The Foreword to CH~CO report, 11The Pueblo Incident 11 of 15 April 1968, however, remains appropriate:

“Certain facts are evident in close examination of the events as they occurred. First, the increasing tempo of U.S. activities within SEA, and the attendant demand for air assets have materially affected the capability of air units within WESTPAC north to respond to emergencies. Second, command arrangements and related responsibilities appear as complicated today as they did 14 years ago. Finally, the importance of achieving central control and direction of all air assets, which was so laboriously learned during the Korea action 1950-53, has been reemphasized.”


1. Msg, CINCUNC/COMUSKOREA, subj: Effect of Punitive Actions, 171556Z Apr 69.

2. Ltr, PACAF, DOPLNN, subj: Report Coordination, 2 Aug 69.

3. Msg, CINCPAC, subj: Situation Report, 222101Z Apr 69.

4. Msg, CINCUNC/COMUSKOREA, subj: 5AF ADVON Situation Report, 230230Z Apr 69.

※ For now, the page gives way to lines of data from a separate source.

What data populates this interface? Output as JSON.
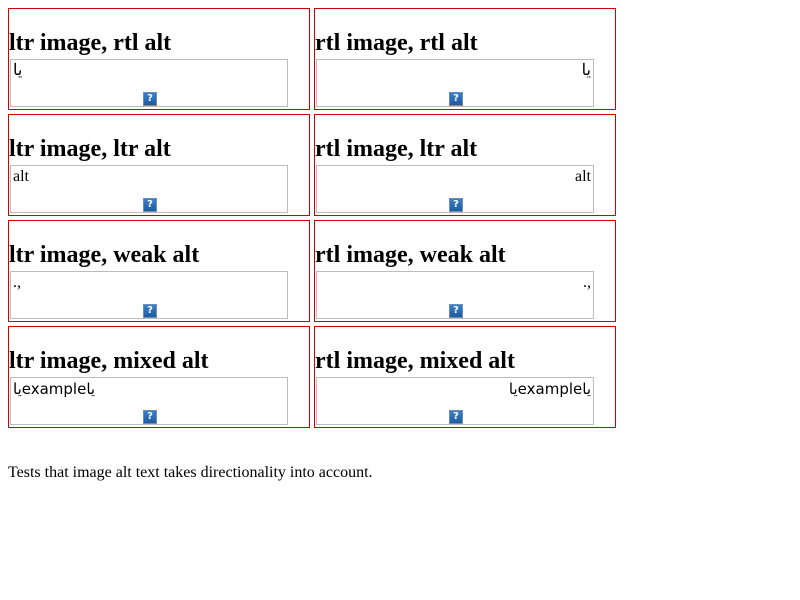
{
  "cases": [
    {
      "heading": "ltr image, rtl alt",
      "alt": "يا"
    },
    {
      "heading": "rtl image, rtl alt",
      "alt": "يا"
    },
    {
      "heading": "ltr image, ltr alt",
      "alt": "alt"
    },
    {
      "heading": "rtl image, ltr alt",
      "alt": "alt"
    },
    {
      "heading": "ltr image, weak alt",
      "alt": ".,"
    },
    {
      "heading": "rtl image, weak alt",
      "alt": ".,"
    },
    {
      "heading": "ltr image, mixed alt",
      "alt": "ياexampleيا"
    },
    {
      "heading": "rtl image, mixed alt",
      "alt": "ياexampleيا"
    }
  ],
  "broken_image_glyph": "?",
  "description": "Tests that image alt text takes directionality into account."
}
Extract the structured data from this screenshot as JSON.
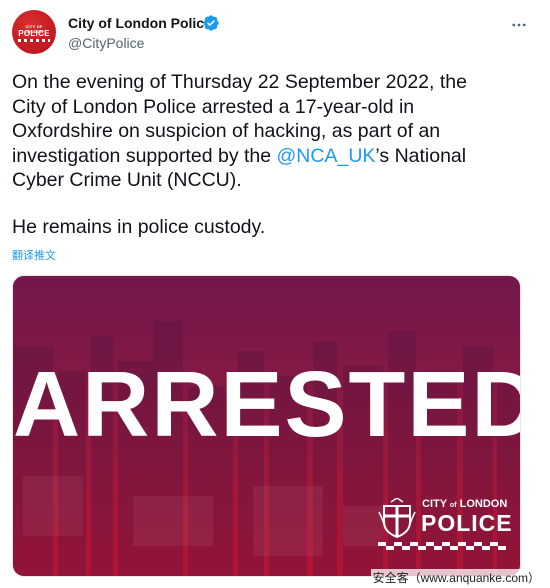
{
  "account": {
    "name": "City of London Police",
    "handle": "@CityPolice",
    "avatar_text_top": "CITY OF LONDON",
    "avatar_text_main": "POLICE"
  },
  "tweet": {
    "line1": "On the evening of Thursday 22 September 2022, the",
    "line2": "City of London Police arrested a 17-year-old in",
    "line3": "Oxfordshire on suspicion of hacking, as part of an",
    "line4_before": "investigation supported by the ",
    "mention": "@NCA_UK",
    "line4_after": "’s National",
    "line5": "Cyber Crime Unit (NCCU).",
    "line6": "He remains in police custody."
  },
  "translate_label": "翻译推文",
  "media": {
    "headline": "ARRESTED",
    "logo_city": "CITY",
    "logo_of": "of",
    "logo_london": "LONDON",
    "logo_police": "POLICE"
  },
  "watermark": "安全客（www.anquanke.com）",
  "colors": {
    "mention": "#1d9bf0",
    "verified": "#1d9bf0",
    "brand_red": "#c01a1f"
  },
  "icons": {
    "verified": "verified-badge-icon",
    "more": "more-options-icon"
  }
}
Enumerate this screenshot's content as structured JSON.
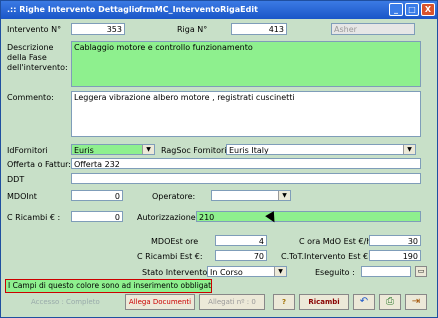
{
  "window": {
    "title_left": ".:: Righe Intervento Dettaglio ::..",
    "title_right": "frmMC_InterventoRigaEdit",
    "min": "_",
    "max": "□",
    "close": "X"
  },
  "header": {
    "intervento_label": "Intervento N°",
    "intervento_value": "353",
    "riga_label": "Riga N°",
    "riga_value": "413",
    "user_placeholder": "Asher"
  },
  "descrizione": {
    "label": "Descrizione\ndella Fase\ndell'intervento:",
    "value": "Cablaggio motore e controllo funzionamento"
  },
  "commento": {
    "label": "Commento:",
    "value": "Leggera vibrazione albero motore , registrati cuscinetti"
  },
  "fornitori": {
    "id_label": "IdFornitori",
    "id_value": "Euris",
    "ragsoc_label": "RagSoc Fornitori",
    "ragsoc_value": "Euris Italy"
  },
  "offerta": {
    "label": "Offerta o Fattur:",
    "value": "Offerta  232"
  },
  "ddt": {
    "label": "DDT",
    "value": ""
  },
  "mdoint": {
    "label": "MDOInt",
    "value": "0",
    "operatore_label": "Operatore:",
    "operatore_value": ""
  },
  "ricambi": {
    "label": "C  Ricambi € :",
    "value": "0",
    "autorizzazione_label": "Autorizzazione:",
    "autorizzazione_value": "210"
  },
  "totals": {
    "mdoest_label": "MDOEst ore",
    "mdoest_value": "4",
    "cora_label": "C ora MdO Est  €/h:",
    "cora_value": "30",
    "cricambi_label": "C  Ricambi Est €:",
    "cricambi_value": "70",
    "ctot_label": "C.ToT.Intervento Est €:",
    "ctot_value": "190"
  },
  "stato": {
    "label": "Stato Intervento:",
    "value": "In Corso",
    "eseguito_label": "Eseguito :",
    "eseguito_value": ""
  },
  "notice": "I Campi di questo colore sono ad inserimento obbligatorio",
  "footer": {
    "accesso": "Accesso : Completo",
    "allega_documenti": "Allega Documenti",
    "allegati": "Allegati nº : 0",
    "help": "?",
    "ricambi": "Ricambi"
  },
  "colors": {
    "required": "#8ef08e",
    "background": "#c8e0c8",
    "titlebar": "#1a56c8"
  }
}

5. Msg, CINCUNC/COMUSKOREA, subj: Effect of Punitive Actions, 171556Z Apr 69.

6. Msg, PACAF, Chief of Staff, l32252Z Jun 69


Acft                             Aircraft

AD                              Air Defense

ADVON                      Advance Echelon

AG                              Air to Ground

ANG                           Air National Guard

BARCAP                   Barrier Combat Air Patrol

CAP                            Combat Air Patrol

ChiCom                     Chinese Communist

CINCPAC                  Commander-in-Chief, Pacific Command

CINCFACAF             Commander-in-Chief, Pacific Air Forces

CINCAPCFL             Commander-in-Chief, Pacific Fleet

CINCUNC                 Commander-in-Chief, United Nations Command

COMUSKOREA       Commander, United States Forces in Korea

CONUS                      Continental United States

Convl                          Conventional

DMZ                           Demilitarized Zone

DOCS                        Directorate of Systems

DOPL                         Directorate of Operations Plans

ECM                           Electronic Countermeasure

ELINT                         Electronic Intelligence

FEBA                          Forward Edge of Battle Area

FIS                              Fighter Interceptor Squadron

Ftr                               Fighter

CGI                             Ground-Controlled Intercept

JASDF                       Japan Air Self Defense Force

JCS                            Joint Chiefs of Staff

MF                              Medium Frequency

Min                              Minute

Msn                            Mission

NKAF                         North Korean Air Force

N.K.                            North Korea

NM                              Nautical Mile

Nuc                             Nuclear

OpCon                       Operational Control

OPlan                         Operations Plan

OPORD                     Operations Order


PACAF                       Pacific Air Forces

PACFLT                     Pacific Fleet

PACOM                     Pacific Command

PARPRO                   Peacetime Aerial

Recon                        Reconnaissance

ROE                           Rules of Engagement

ROK                           Republic of Korea

ROKA                         Republic of Korea Army

ROKAF                      Republic of Korea Air Force

ROKG                        Republic of Korea Government

SAC                            Strategic Air Command I. SAR Search and Rescue

SEA                            Southeast Asia

SIOP                          Single Integrated Operations Plan

S. K.                           South Korea

SOJ                            Sea of Japan

SVN                            South Vietnam

TF                               Task Force

TFS                            Tactical Fighter Squadron

TFW                           Tactical Fighter Wing

TOT                            Time over Target

USAK                         United States Army Korea

USARPAC                United States Army Pacific

USMC                        United States Marine Corps

USSR                         Union of Soviet Socialist Republics